The next trick is that if the dragstart event happened on the body, this was caused by the user clicking and dragging an item on the page. We don’t care about the results of the drag/drop event in that case. That is why there is a capturing dragstart and dragend events bound to the body, and this bit is checked on the events bound to the dropbox. We can avoid setting active CSS classes and processing the drop event if it was started on the body.

Capture the paste event on the document to access clipboard content.

FileReaderJS.setupClipboard(document.body, opts);

This is one of the coolest ideas, but flakiest implementations across browsers. I love the idea of being able to print screen or copy a file from my file browser and just paste it into the website.

Cool parts about Copy / Paste

You can print screen, or use the snipping tool in Windows and directly paste this into the screen. Try this out on the demo – it’s pretty neat.

Issues with Copy / Paste from File Browsers
  • In OSX – I can copy/paste files out of the Finder, but it only gets the first one. And if the file is a non-image, then it actually pastes the thumbnail of the file type association (so a little PDF icon for a PDF, etc). There is also no filename that gets passed in (so I just call it “Clipboard 1”, “Clipboard 2”, etc.
  • In Windows – I can’t seem to copy/paste files out of Explorer.

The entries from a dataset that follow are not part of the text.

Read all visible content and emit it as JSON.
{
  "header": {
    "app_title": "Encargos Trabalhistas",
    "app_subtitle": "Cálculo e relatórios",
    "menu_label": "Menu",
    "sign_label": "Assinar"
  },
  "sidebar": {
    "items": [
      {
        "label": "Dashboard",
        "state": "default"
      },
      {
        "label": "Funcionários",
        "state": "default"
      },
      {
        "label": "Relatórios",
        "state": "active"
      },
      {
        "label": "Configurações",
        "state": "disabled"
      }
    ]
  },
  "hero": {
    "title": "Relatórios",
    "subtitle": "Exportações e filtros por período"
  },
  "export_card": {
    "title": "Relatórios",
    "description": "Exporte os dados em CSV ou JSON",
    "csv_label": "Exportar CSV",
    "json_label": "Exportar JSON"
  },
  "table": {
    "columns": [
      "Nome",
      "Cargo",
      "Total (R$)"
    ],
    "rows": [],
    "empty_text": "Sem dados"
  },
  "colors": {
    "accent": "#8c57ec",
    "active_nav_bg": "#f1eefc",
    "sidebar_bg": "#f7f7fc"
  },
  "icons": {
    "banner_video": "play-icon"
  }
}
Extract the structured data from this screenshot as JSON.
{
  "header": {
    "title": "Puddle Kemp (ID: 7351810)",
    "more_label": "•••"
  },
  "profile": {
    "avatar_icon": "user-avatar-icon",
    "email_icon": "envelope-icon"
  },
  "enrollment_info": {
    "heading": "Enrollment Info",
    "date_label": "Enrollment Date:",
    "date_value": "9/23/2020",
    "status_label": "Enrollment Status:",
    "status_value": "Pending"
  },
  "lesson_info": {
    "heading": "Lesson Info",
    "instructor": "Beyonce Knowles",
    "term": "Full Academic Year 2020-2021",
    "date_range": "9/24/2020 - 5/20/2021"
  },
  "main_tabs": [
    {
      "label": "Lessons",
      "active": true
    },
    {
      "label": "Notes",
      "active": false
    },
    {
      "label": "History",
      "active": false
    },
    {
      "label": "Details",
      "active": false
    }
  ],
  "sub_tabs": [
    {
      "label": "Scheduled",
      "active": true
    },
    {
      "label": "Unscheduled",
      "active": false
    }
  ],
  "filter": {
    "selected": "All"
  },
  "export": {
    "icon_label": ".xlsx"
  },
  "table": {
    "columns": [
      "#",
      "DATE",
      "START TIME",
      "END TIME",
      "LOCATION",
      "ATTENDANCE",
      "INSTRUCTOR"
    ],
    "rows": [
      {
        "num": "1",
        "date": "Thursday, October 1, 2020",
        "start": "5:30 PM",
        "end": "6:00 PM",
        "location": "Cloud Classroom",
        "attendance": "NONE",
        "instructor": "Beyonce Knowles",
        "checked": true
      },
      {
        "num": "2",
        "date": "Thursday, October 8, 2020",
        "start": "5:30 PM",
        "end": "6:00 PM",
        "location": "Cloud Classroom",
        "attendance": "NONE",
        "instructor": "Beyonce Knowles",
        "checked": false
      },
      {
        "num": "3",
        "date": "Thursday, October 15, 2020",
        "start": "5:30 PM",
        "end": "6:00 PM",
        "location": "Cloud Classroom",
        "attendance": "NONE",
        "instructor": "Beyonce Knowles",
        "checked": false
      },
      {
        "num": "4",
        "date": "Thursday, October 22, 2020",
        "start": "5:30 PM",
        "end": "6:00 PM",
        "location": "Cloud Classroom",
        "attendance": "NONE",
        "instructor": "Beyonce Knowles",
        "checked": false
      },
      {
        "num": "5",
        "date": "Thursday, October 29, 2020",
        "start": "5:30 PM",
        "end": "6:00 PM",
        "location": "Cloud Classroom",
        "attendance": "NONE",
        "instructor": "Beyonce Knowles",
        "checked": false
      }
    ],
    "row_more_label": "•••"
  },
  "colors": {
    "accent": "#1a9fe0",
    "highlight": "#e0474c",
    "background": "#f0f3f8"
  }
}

A neat part about using a plugin for handling the direct FileReader access is that we can transparently replace the technology behind the scenes, but keep your code the same. There is an option to set FileReaderJS.sync = true, and if your browser supports it – the files will be read inside of a WebWorker instead of inside the main event loop in your browser.